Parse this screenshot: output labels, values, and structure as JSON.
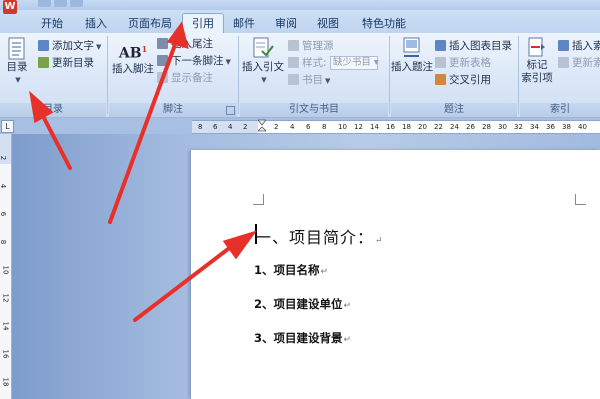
{
  "app": {
    "icon_letter": "W"
  },
  "tabs": [
    {
      "label": "开始"
    },
    {
      "label": "插入"
    },
    {
      "label": "页面布局"
    },
    {
      "label": "引用"
    },
    {
      "label": "邮件"
    },
    {
      "label": "审阅"
    },
    {
      "label": "视图"
    },
    {
      "label": "特色功能"
    }
  ],
  "active_tab": "引用",
  "ribbon": {
    "toc": {
      "label": "目录",
      "toc_button": "目录",
      "add_text": "添加文字",
      "update_toc": "更新目录"
    },
    "footnotes": {
      "label": "脚注",
      "insert_footnote": "插入脚注",
      "insert_endnote": "插入尾注",
      "next_footnote": "下一条脚注",
      "show_notes": "显示备注"
    },
    "citations": {
      "label": "引文与书目",
      "insert_citation": "插入引文",
      "manage_sources": "管理源",
      "style_label": "样式:",
      "style_value": "缺少书目",
      "bibliography": "书目"
    },
    "captions": {
      "label": "题注",
      "insert_caption": "插入题注",
      "insert_table_of_figures": "插入图表目录",
      "update_table": "更新表格",
      "cross_reference": "交叉引用"
    },
    "index": {
      "label": "索引",
      "mark_entry_line1": "标记",
      "mark_entry_line2": "索引项",
      "insert_index": "插入索",
      "update_index": "更新索"
    }
  },
  "ruler": {
    "ticks": [
      "8",
      "6",
      "4",
      "2",
      "2",
      "4",
      "6",
      "8",
      "10",
      "12",
      "14",
      "16",
      "18",
      "20",
      "22",
      "24",
      "26",
      "28",
      "30",
      "32",
      "34",
      "36",
      "38",
      "40"
    ],
    "corner": "L"
  },
  "vruler_ticks": [
    "2",
    "4",
    "6",
    "8",
    "10",
    "12",
    "14",
    "16",
    "18"
  ],
  "document": {
    "heading": "一、项目简介：",
    "items": [
      "1、项目名称",
      "2、项目建设单位",
      "3、项目建设背景"
    ],
    "para_mark": "↵"
  },
  "colors": {
    "annotation_arrow": "#e8302a",
    "ribbon_bg": "#dbe7f7",
    "workspace_bg": "#a6bde0"
  }
}
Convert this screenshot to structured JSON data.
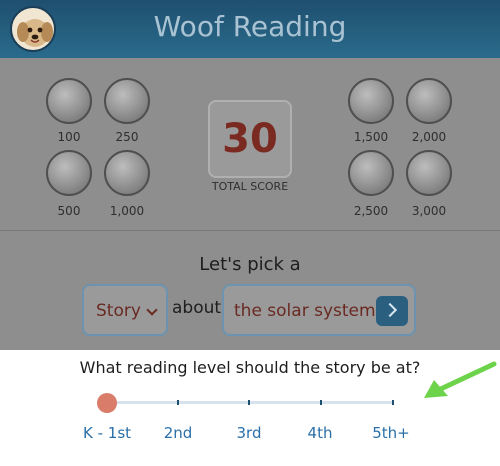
{
  "header": {
    "title": "Woof Reading"
  },
  "badges": {
    "left": [
      {
        "label": "100",
        "icon": "dog-bernese-icon"
      },
      {
        "label": "250",
        "icon": "dog-chihuahua-icon"
      },
      {
        "label": "500",
        "icon": "dog-doodle-icon"
      },
      {
        "label": "1,000",
        "icon": "dog-boxer-icon"
      }
    ],
    "right": [
      {
        "label": "1,500",
        "icon": "dog-husky-icon"
      },
      {
        "label": "2,000",
        "icon": "dog-retriever-icon"
      },
      {
        "label": "2,500",
        "icon": "cat-icon"
      },
      {
        "label": "3,000",
        "icon": "trophy-dog-icon"
      }
    ]
  },
  "score": {
    "value": "30",
    "label": "TOTAL SCORE"
  },
  "story_builder": {
    "prompt": "Let's pick a",
    "type_value": "Story",
    "about_text": "about",
    "topic_value": "the solar system"
  },
  "reading_level": {
    "question": "What reading level should the story be at?",
    "levels": [
      "K - 1st",
      "2nd",
      "3rd",
      "4th",
      "5th+"
    ],
    "selected": "K - 1st"
  },
  "colors": {
    "header": "#1f4f6f",
    "accent": "#2a6fa8",
    "thumb": "#d97d6a",
    "score": "#7a2a20",
    "arrow": "#6cd34a"
  }
}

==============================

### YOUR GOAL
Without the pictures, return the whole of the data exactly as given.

### RESULT FOR THIS EXERCISE
Parse this screenshot: output labels, values, and structure as JSON.
{
  "app": {
    "icon_letter": "W"
  },
  "tabs": [
    {
      "label": "开始"
    },
    {
      "label": "插入"
    },
    {
      "label": "页面布局"
    },
    {
      "label": "引用"
    },
    {
      "label": "邮件"
    },
    {
      "label": "审阅"
    },
    {
      "label": "视图"
    },
    {
      "label": "特色功能"
    }
  ],
  "active_tab": "引用",
  "ribbon": {
    "toc": {
      "label": "目录",
      "toc_button": "目录",
      "add_text": "添加文字",
      "update_toc": "更新目录"
    },
    "footnotes": {
      "label": "脚注",
      "insert_footnote": "插入脚注",
      "insert_endnote": "插入尾注",
      "next_footnote": "下一条脚注",
      "show_notes": "显示备注"
    },
    "citations": {
      "label": "引文与书目",
      "insert_citation": "插入引文",
      "manage_sources": "管理源",
      "style_label": "样式:",
      "style_value": "缺少书目",
      "bibliography": "书目"
    },
    "captions": {
      "label": "题注",
      "insert_caption": "插入题注",
      "insert_table_of_figures": "插入图表目录",
      "update_table": "更新表格",
      "cross_reference": "交叉引用"
    },
    "index": {
      "label": "索引",
      "mark_entry_line1": "标记",
      "mark_entry_line2": "索引项",
      "insert_index": "插入索",
      "update_index": "更新索"
    }
  },
  "ruler": {
    "ticks": [
      "8",
      "6",
      "4",
      "2",
      "2",
      "4",
      "6",
      "8",
      "10",
      "12",
      "14",
      "16",
      "18",
      "20",
      "22",
      "24",
      "26",
      "28",
      "30",
      "32",
      "34",
      "36",
      "38",
      "40"
    ],
    "corner": "L"
  },
  "vruler_ticks": [
    "2",
    "4",
    "6",
    "8",
    "10",
    "12",
    "14",
    "16",
    "18"
  ],
  "document": {
    "heading": "一、项目简介：",
    "items": [
      "1、项目名称",
      "2、项目建设单位",
      "3、项目建设背景"
    ],
    "para_mark": "↵"
  },
  "colors": {
    "annotation_arrow": "#e8302a",
    "ribbon_bg": "#dbe7f7",
    "workspace_bg": "#a6bde0"
  }
}
Convert this screenshot to structured JSON data.
{
  "header": {
    "title": "Woof Reading"
  },
  "badges": {
    "left": [
      {
        "label": "100",
        "icon": "dog-bernese-icon"
      },
      {
        "label": "250",
        "icon": "dog-chihuahua-icon"
      },
      {
        "label": "500",
        "icon": "dog-doodle-icon"
      },
      {
        "label": "1,000",
        "icon": "dog-boxer-icon"
      }
    ],
    "right": [
      {
        "label": "1,500",
        "icon": "dog-husky-icon"
      },
      {
        "label": "2,000",
        "icon": "dog-retriever-icon"
      },
      {
        "label": "2,500",
        "icon": "cat-icon"
      },
      {
        "label": "3,000",
        "icon": "trophy-dog-icon"
      }
    ]
  },
  "score": {
    "value": "30",
    "label": "TOTAL SCORE"
  },
  "story_builder": {
    "prompt": "Let's pick a",
    "type_value": "Story",
    "about_text": "about",
    "topic_value": "the solar system"
  },
  "reading_level": {
    "question": "What reading level should the story be at?",
    "levels": [
      "K - 1st",
      "2nd",
      "3rd",
      "4th",
      "5th+"
    ],
    "selected": "K - 1st"
  },
  "colors": {
    "header": "#1f4f6f",
    "accent": "#2a6fa8",
    "thumb": "#d97d6a",
    "score": "#7a2a20",
    "arrow": "#6cd34a"
  }
}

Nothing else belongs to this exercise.